Lord Rees said he believed that astro-physicists could be able to view images of distant planets outside the solar system as soon as 2025. This could potentially lead to the discovery of some form of life on them.
When asked what changes could be expected in science in the next 40 years, he said understanding more about the “origin of life, the place where it exists, and whether aliens exist, is going to be crucial”, the Daily Mail reported.
The astronomer was speaking at the launch of Professor Stephen Hawking’s new series Grand Design, due to begin next Thursday on the Discovery Channel.
Lord Rees, who has been Astronomer Royal – a senior position within the Royal Household offering advice to the Queen on astronomical matters – since 1995, said: “Within 10 or 20 years we will be able to image other planets like the earth, orbiting other stars.
“That will be a really exciting subject to see if there is evidence for [extra-terrestrial] life or not.”
However it was suggested earlier this year that rather more earthbound concerns may hold such research back.
It emerged in June that astronomers scanning the universe for signs of extra-terrestrial activity were facing a financial crisis that threatened to stall the 52-year search for intelligent life beyond Earth.
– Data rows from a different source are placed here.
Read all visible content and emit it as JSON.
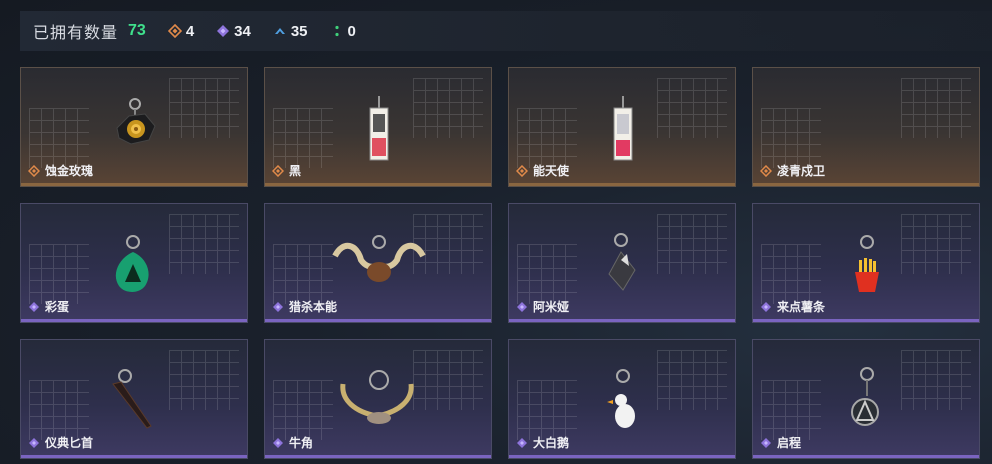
{
  "header": {
    "owned_label": "已拥有数量",
    "owned_count": "73",
    "stats": [
      {
        "icon": "orange-diamond-icon",
        "value": "4",
        "color": "#e08a4a"
      },
      {
        "icon": "purple-diamond-icon",
        "value": "34",
        "color": "#9b7ee6"
      },
      {
        "icon": "blue-chevron-icon",
        "value": "35",
        "color": "#4f9fe0"
      },
      {
        "icon": "green-dots-icon",
        "value": "0",
        "color": "#3fd07a"
      }
    ]
  },
  "items": [
    {
      "name": "蚀金玫瑰",
      "rarity": "orange",
      "icon": "golden-rose-charm-icon"
    },
    {
      "name": "黑",
      "rarity": "orange",
      "icon": "tag-charm-icon"
    },
    {
      "name": "能天使",
      "rarity": "orange",
      "icon": "tag-charm-icon"
    },
    {
      "name": "凌青戍卫",
      "rarity": "orange",
      "icon": "empty-icon"
    },
    {
      "name": "彩蛋",
      "rarity": "purple",
      "icon": "green-egg-charm-icon"
    },
    {
      "name": "猎杀本能",
      "rarity": "purple",
      "icon": "antler-charm-icon"
    },
    {
      "name": "阿米娅",
      "rarity": "purple",
      "icon": "bunny-charm-icon"
    },
    {
      "name": "来点薯条",
      "rarity": "purple",
      "icon": "fries-charm-icon"
    },
    {
      "name": "仪典匕首",
      "rarity": "purple",
      "icon": "dagger-charm-icon"
    },
    {
      "name": "牛角",
      "rarity": "purple",
      "icon": "horn-charm-icon"
    },
    {
      "name": "大白鹅",
      "rarity": "purple",
      "icon": "goose-charm-icon"
    },
    {
      "name": "启程",
      "rarity": "purple",
      "icon": "emblem-charm-icon"
    }
  ]
}
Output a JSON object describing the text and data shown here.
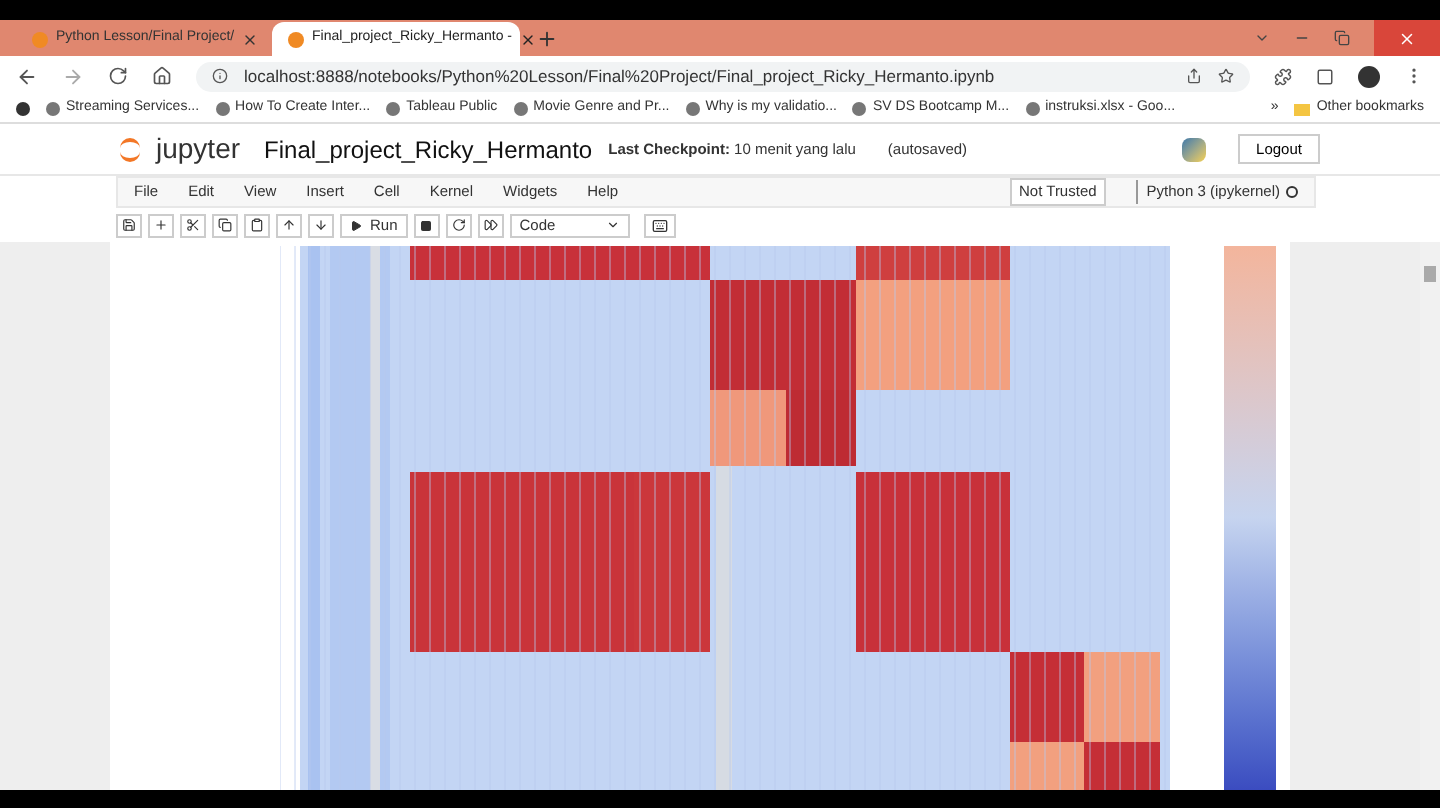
{
  "browser": {
    "tabs": [
      {
        "title": "Python Lesson/Final Project/",
        "selected": false
      },
      {
        "title": "Final_project_Ricky_Hermanto -",
        "selected": true
      }
    ],
    "url": "localhost:8888/notebooks/Python%20Lesson/Final%20Project/Final_project_Ricky_Hermanto.ipynb",
    "bookmarks": [
      "Streaming Services...",
      "How To Create Inter...",
      "Tableau Public",
      "Movie Genre and Pr...",
      "Why is my validatio...",
      "SV DS Bootcamp M...",
      "instruksi.xlsx - Goo..."
    ],
    "overflow": "»",
    "other_bookmarks": "Other bookmarks"
  },
  "jupyter": {
    "logo_text": "jupyter",
    "notebook_title": "Final_project_Ricky_Hermanto",
    "checkpoint_label": "Last Checkpoint:",
    "checkpoint_time": "10 menit yang lalu",
    "autosave": "(autosaved)",
    "logout": "Logout",
    "menu": [
      "File",
      "Edit",
      "View",
      "Insert",
      "Cell",
      "Kernel",
      "Widgets",
      "Help"
    ],
    "trust": "Not Trusted",
    "kernel": "Python 3 (ipykernel)",
    "run_label": "Run",
    "cell_type": "Code"
  }
}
The respected SETI Institute in California will be forced to curtail radio telescope operations, which search space for signals from other worlds, unless it can plug a multi-million dollar funding gap.
Read more: telegraph.co.uk